Sometimes, the gods are tired of whispering that you should get the hell out of New York, and they raise their voices a bit — not once, but twice. Turns out that Kathleen Caronna, whose apartment bedroom was destroyed by the impact of Cory Lidle's plane, was also the same woman nearly killed by a rampaging six-story Cat in the Hat balloon during the 1997 Macy's Thanksgiving parade. (Not to be confused with the rampaging M&M balloon during the 2005 parade.) Caronna was in a coma for a month, though she eventually recovered and won an undisclosed but no doubt handsome settlement from Macy's. In a stroke of luck — or at least, less bad luck — Caronna wasn't home during the plane crash, though she was en route there. Perhaps it's time for a nice home in the country, with no tall buildings, aircraft, or parades.
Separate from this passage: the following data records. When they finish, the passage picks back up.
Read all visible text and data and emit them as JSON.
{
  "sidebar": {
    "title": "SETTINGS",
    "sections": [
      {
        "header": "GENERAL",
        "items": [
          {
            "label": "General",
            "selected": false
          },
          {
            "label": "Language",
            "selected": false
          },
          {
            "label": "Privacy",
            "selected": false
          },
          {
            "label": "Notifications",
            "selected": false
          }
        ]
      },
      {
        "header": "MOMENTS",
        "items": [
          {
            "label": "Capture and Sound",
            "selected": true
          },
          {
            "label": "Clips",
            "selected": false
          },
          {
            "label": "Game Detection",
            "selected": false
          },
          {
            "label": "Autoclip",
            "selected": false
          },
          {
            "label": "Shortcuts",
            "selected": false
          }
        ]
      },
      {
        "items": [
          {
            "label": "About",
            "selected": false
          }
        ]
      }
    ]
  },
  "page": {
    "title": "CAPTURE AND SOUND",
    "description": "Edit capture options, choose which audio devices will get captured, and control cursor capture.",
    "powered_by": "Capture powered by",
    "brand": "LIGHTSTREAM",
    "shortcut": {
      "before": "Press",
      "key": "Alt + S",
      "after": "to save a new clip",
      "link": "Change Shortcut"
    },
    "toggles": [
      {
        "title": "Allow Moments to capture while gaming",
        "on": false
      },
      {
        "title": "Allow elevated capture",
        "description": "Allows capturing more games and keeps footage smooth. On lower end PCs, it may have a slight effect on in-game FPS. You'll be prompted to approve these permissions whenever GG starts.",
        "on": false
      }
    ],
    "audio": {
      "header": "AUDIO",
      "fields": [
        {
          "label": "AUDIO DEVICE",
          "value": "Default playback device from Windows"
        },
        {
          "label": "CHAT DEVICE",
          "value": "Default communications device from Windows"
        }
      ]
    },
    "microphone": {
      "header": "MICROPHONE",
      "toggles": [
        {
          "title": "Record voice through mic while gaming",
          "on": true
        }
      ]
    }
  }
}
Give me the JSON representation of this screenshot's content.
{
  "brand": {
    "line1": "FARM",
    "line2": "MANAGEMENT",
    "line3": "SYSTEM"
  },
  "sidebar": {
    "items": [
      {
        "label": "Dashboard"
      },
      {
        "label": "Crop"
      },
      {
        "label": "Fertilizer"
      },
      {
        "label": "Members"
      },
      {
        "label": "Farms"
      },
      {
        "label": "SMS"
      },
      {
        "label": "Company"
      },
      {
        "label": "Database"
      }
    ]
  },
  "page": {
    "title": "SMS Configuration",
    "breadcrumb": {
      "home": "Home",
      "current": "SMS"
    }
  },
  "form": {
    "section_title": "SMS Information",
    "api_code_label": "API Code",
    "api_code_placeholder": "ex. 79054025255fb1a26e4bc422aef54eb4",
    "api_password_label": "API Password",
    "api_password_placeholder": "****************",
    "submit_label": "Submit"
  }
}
While there's still no evidence that Yankees relief pitcher Cory Lidle was committing suicide when his plane crashed into an Upper East Side high-rise, the still unresolved (or at least unannounced) issue of who was piloting the plane (either Lidle or his flight instructor, Tyler Stanger, pictured above) will have significant financial consequences for Lidle's family. Much like the Phillies' draconian contract penalties for engaging in high-risk activities, there's a caveat in the death benefit plan under which Lidle was covered via the players' union. Lidle's family would normally receive $1.5 million in the event of his accidental death — unless said accident occurred during aircraft travel where Lidle was "acting in any capacity other than as a passenger." Something to bear in mind for those professional ballplayers moonlighting as flight attendants.
If there's one thing we know about athletes, it's that they're always up for taking their own lives. Terrell Owens taught us that. And while authorities aren't saying Cory Lidle committed suicide, they're not saying he didn't commit suicide either. Therefore he did. That's what we call journalism. A tipster reports some journalism perpetrated by CNN's Nancy Grace:
• The National Transportation Safety Board presented preliminary findings at an 11 p.m. press conference, saying that the engine, mounting, and propeller of Cory Lidle's plane were found lodged into the burned-out 30th/31st-floor apartments that the plane struck. The fuselage, wheels, other parts, and the bodies of Lidle and his flight instructor were found on the street below.
Craigslist's censors are working overtime to remove swarms of jokey classified ads for apartments in the building hit by Cory Lidle's plane. Trust us, even discounting the black humor factor, they're not funny. But maybe if we run one, you'll stop clogging up our inbox with the hilarious forwards that came over the interoffice mailing list? Please? OK, deal. Click after the jump if you must, knowing that we in no way endorse the following. We won't bother to link, as the following ad is already gone.
Current updates on the Manhattan plane crash:
More on the crash of Yankee pitcher Cory Lidle's plane on the Upper East Side: Deadspin finds this photo of Lidle and his plane, and a quote from his former teammate, Arthur Rhodes, who had this to say about Lidle after he was traded to the Yanks in July: "The only thing Cory Lidle wants to do is fly around in his airplane and gamble. He doesn't have a work ethic."
Our relations at Deadspin are collecting reports that the plane which crashed into the Upper East Side building was registered to — and probably piloted by — New York Yankees pitcher Cory Lidle. ("This is totally what happens when Detroit wins," says one person on the street. Please, no hate mail.) Pretty much every news outlet you can think of is all over this one, so go forth and soak up the tragedy.